-- SOURCE INFORMATION follows --

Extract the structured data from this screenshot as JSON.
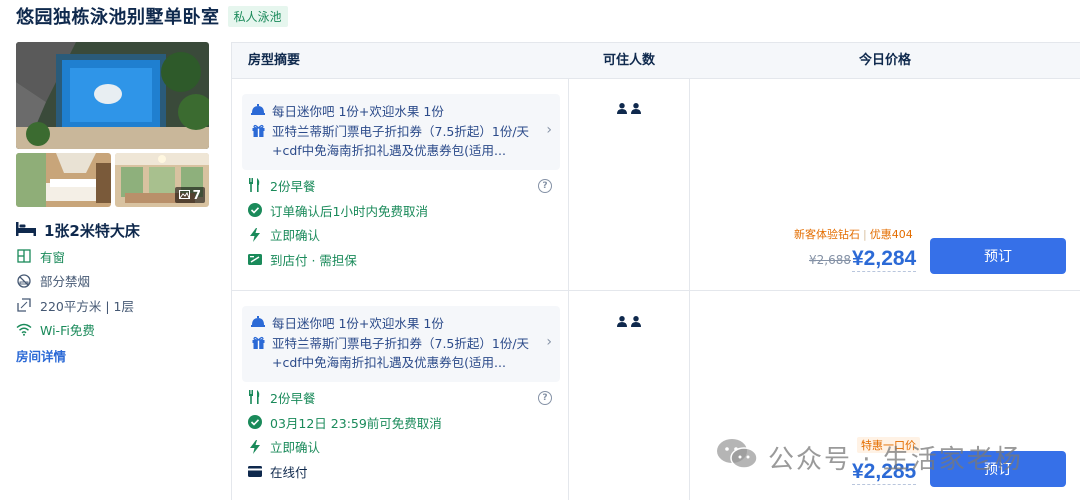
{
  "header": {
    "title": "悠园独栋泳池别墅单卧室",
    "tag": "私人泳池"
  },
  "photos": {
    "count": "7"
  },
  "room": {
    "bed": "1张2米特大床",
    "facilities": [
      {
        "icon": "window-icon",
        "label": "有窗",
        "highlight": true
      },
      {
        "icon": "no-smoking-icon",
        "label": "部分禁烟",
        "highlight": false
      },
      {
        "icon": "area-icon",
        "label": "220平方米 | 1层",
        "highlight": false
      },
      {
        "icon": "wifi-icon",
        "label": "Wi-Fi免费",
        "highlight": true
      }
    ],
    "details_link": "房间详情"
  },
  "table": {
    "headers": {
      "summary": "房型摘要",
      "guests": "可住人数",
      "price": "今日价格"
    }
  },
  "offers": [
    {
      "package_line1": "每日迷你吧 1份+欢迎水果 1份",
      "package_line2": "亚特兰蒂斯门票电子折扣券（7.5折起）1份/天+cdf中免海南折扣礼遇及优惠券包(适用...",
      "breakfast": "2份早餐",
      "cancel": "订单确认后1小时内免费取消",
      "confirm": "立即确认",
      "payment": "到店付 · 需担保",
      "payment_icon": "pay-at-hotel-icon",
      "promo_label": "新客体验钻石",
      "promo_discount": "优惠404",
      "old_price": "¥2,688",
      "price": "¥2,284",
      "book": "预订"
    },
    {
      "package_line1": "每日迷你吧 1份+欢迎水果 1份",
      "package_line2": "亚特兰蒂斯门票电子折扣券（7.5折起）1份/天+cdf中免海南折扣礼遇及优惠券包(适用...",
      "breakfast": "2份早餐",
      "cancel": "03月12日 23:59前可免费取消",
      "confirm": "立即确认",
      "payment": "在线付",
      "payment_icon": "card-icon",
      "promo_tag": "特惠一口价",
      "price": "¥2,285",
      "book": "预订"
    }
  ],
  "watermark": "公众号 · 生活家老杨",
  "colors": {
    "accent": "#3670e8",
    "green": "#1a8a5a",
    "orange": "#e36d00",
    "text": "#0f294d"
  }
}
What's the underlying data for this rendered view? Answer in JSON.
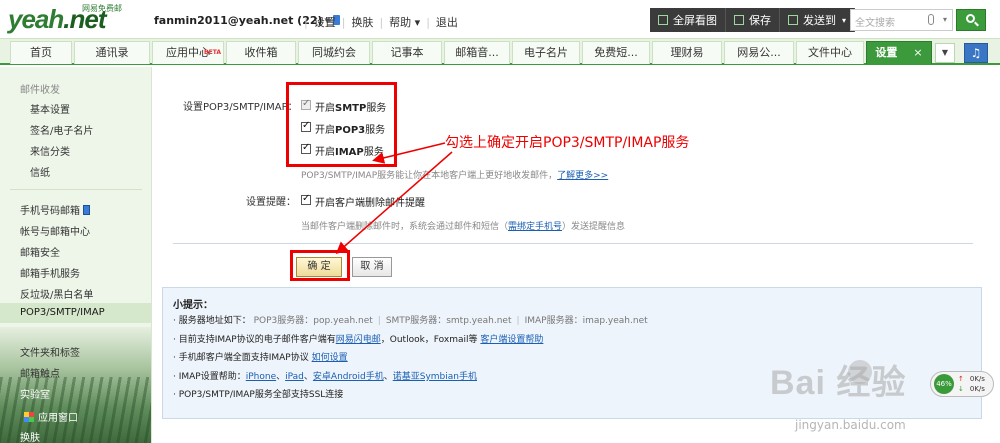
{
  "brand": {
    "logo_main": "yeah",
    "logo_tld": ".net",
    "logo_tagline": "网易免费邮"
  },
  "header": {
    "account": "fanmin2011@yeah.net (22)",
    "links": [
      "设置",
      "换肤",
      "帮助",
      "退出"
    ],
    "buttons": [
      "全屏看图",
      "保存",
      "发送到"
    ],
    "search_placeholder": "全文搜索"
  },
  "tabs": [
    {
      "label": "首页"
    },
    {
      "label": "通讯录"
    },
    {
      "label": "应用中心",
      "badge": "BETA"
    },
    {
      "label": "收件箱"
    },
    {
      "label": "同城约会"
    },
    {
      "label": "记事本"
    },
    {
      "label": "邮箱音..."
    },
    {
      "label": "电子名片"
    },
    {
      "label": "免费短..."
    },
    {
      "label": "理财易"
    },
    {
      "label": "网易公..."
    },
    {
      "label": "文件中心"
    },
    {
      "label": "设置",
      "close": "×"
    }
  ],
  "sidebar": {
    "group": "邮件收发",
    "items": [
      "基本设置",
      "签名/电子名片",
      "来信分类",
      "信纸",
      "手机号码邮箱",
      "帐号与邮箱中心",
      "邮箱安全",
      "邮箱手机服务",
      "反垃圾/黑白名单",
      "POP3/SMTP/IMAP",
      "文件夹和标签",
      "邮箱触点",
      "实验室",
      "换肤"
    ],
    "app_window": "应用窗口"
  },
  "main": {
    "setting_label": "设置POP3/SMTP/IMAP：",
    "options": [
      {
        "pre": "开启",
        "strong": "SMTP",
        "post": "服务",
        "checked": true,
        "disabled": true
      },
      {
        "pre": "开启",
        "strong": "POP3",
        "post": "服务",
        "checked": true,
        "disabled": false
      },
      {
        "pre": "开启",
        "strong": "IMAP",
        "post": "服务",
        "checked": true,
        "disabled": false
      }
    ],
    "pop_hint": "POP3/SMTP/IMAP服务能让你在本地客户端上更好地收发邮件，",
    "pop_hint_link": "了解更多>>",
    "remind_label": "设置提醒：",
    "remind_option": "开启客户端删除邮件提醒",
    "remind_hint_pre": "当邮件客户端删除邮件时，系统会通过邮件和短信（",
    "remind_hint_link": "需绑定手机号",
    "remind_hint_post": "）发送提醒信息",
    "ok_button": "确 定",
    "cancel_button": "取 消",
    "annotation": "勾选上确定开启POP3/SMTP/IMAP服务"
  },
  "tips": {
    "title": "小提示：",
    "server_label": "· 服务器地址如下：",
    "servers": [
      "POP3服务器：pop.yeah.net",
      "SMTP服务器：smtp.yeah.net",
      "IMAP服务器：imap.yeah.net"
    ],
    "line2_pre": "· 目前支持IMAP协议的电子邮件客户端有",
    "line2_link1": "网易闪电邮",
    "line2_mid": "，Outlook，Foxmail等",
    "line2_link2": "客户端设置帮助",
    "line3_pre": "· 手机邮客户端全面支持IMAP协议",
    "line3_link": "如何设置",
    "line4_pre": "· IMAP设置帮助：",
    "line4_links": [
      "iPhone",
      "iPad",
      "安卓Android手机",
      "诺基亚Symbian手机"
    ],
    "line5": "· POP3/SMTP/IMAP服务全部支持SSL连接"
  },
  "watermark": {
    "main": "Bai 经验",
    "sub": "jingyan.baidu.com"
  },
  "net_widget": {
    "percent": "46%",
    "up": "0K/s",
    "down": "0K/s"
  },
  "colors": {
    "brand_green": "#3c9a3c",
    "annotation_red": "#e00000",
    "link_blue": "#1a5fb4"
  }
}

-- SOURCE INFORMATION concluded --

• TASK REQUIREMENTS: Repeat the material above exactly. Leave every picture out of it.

• RESULT FOR THIS TASK:
Extract the structured data from this screenshot as JSON.
{
  "header": {
    "title": "悠园独栋泳池别墅单卧室",
    "tag": "私人泳池"
  },
  "photos": {
    "count": "7"
  },
  "room": {
    "bed": "1张2米特大床",
    "facilities": [
      {
        "icon": "window-icon",
        "label": "有窗",
        "highlight": true
      },
      {
        "icon": "no-smoking-icon",
        "label": "部分禁烟",
        "highlight": false
      },
      {
        "icon": "area-icon",
        "label": "220平方米 | 1层",
        "highlight": false
      },
      {
        "icon": "wifi-icon",
        "label": "Wi-Fi免费",
        "highlight": true
      }
    ],
    "details_link": "房间详情"
  },
  "table": {
    "headers": {
      "summary": "房型摘要",
      "guests": "可住人数",
      "price": "今日价格"
    }
  },
  "offers": [
    {
      "package_line1": "每日迷你吧 1份+欢迎水果 1份",
      "package_line2": "亚特兰蒂斯门票电子折扣券（7.5折起）1份/天+cdf中免海南折扣礼遇及优惠券包(适用...",
      "breakfast": "2份早餐",
      "cancel": "订单确认后1小时内免费取消",
      "confirm": "立即确认",
      "payment": "到店付 · 需担保",
      "payment_icon": "pay-at-hotel-icon",
      "promo_label": "新客体验钻石",
      "promo_discount": "优惠404",
      "old_price": "¥2,688",
      "price": "¥2,284",
      "book": "预订"
    },
    {
      "package_line1": "每日迷你吧 1份+欢迎水果 1份",
      "package_line2": "亚特兰蒂斯门票电子折扣券（7.5折起）1份/天+cdf中免海南折扣礼遇及优惠券包(适用...",
      "breakfast": "2份早餐",
      "cancel": "03月12日 23:59前可免费取消",
      "confirm": "立即确认",
      "payment": "在线付",
      "payment_icon": "card-icon",
      "promo_tag": "特惠一口价",
      "price": "¥2,285",
      "book": "预订"
    }
  ],
  "watermark": "公众号 · 生活家老杨",
  "colors": {
    "accent": "#3670e8",
    "green": "#1a8a5a",
    "orange": "#e36d00",
    "text": "#0f294d"
  }
}
What's the underlying data for this rendered view? Answer in JSON.
{
  "brand": {
    "logo_main": "yeah",
    "logo_tld": ".net",
    "logo_tagline": "网易免费邮"
  },
  "header": {
    "account": "fanmin2011@yeah.net (22)",
    "links": [
      "设置",
      "换肤",
      "帮助",
      "退出"
    ],
    "buttons": [
      "全屏看图",
      "保存",
      "发送到"
    ],
    "search_placeholder": "全文搜索"
  },
  "tabs": [
    {
      "label": "首页"
    },
    {
      "label": "通讯录"
    },
    {
      "label": "应用中心",
      "badge": "BETA"
    },
    {
      "label": "收件箱"
    },
    {
      "label": "同城约会"
    },
    {
      "label": "记事本"
    },
    {
      "label": "邮箱音..."
    },
    {
      "label": "电子名片"
    },
    {
      "label": "免费短..."
    },
    {
      "label": "理财易"
    },
    {
      "label": "网易公..."
    },
    {
      "label": "文件中心"
    },
    {
      "label": "设置",
      "close": "×"
    }
  ],
  "sidebar": {
    "group": "邮件收发",
    "items": [
      "基本设置",
      "签名/电子名片",
      "来信分类",
      "信纸",
      "手机号码邮箱",
      "帐号与邮箱中心",
      "邮箱安全",
      "邮箱手机服务",
      "反垃圾/黑白名单",
      "POP3/SMTP/IMAP",
      "文件夹和标签",
      "邮箱触点",
      "实验室",
      "换肤"
    ],
    "app_window": "应用窗口"
  },
  "main": {
    "setting_label": "设置POP3/SMTP/IMAP：",
    "options": [
      {
        "pre": "开启",
        "strong": "SMTP",
        "post": "服务",
        "checked": true,
        "disabled": true
      },
      {
        "pre": "开启",
        "strong": "POP3",
        "post": "服务",
        "checked": true,
        "disabled": false
      },
      {
        "pre": "开启",
        "strong": "IMAP",
        "post": "服务",
        "checked": true,
        "disabled": false
      }
    ],
    "pop_hint": "POP3/SMTP/IMAP服务能让你在本地客户端上更好地收发邮件，",
    "pop_hint_link": "了解更多>>",
    "remind_label": "设置提醒：",
    "remind_option": "开启客户端删除邮件提醒",
    "remind_hint_pre": "当邮件客户端删除邮件时，系统会通过邮件和短信（",
    "remind_hint_link": "需绑定手机号",
    "remind_hint_post": "）发送提醒信息",
    "ok_button": "确 定",
    "cancel_button": "取 消",
    "annotation": "勾选上确定开启POP3/SMTP/IMAP服务"
  },
  "tips": {
    "title": "小提示：",
    "server_label": "· 服务器地址如下：",
    "servers": [
      "POP3服务器：pop.yeah.net",
      "SMTP服务器：smtp.yeah.net",
      "IMAP服务器：imap.yeah.net"
    ],
    "line2_pre": "· 目前支持IMAP协议的电子邮件客户端有",
    "line2_link1": "网易闪电邮",
    "line2_mid": "，Outlook，Foxmail等",
    "line2_link2": "客户端设置帮助",
    "line3_pre": "· 手机邮客户端全面支持IMAP协议",
    "line3_link": "如何设置",
    "line4_pre": "· IMAP设置帮助：",
    "line4_links": [
      "iPhone",
      "iPad",
      "安卓Android手机",
      "诺基亚Symbian手机"
    ],
    "line5": "· POP3/SMTP/IMAP服务全部支持SSL连接"
  },
  "watermark": {
    "main": "Bai 经验",
    "sub": "jingyan.baidu.com"
  },
  "net_widget": {
    "percent": "46%",
    "up": "0K/s",
    "down": "0K/s"
  },
  "colors": {
    "brand_green": "#3c9a3c",
    "annotation_red": "#e00000",
    "link_blue": "#1a5fb4"
  }
}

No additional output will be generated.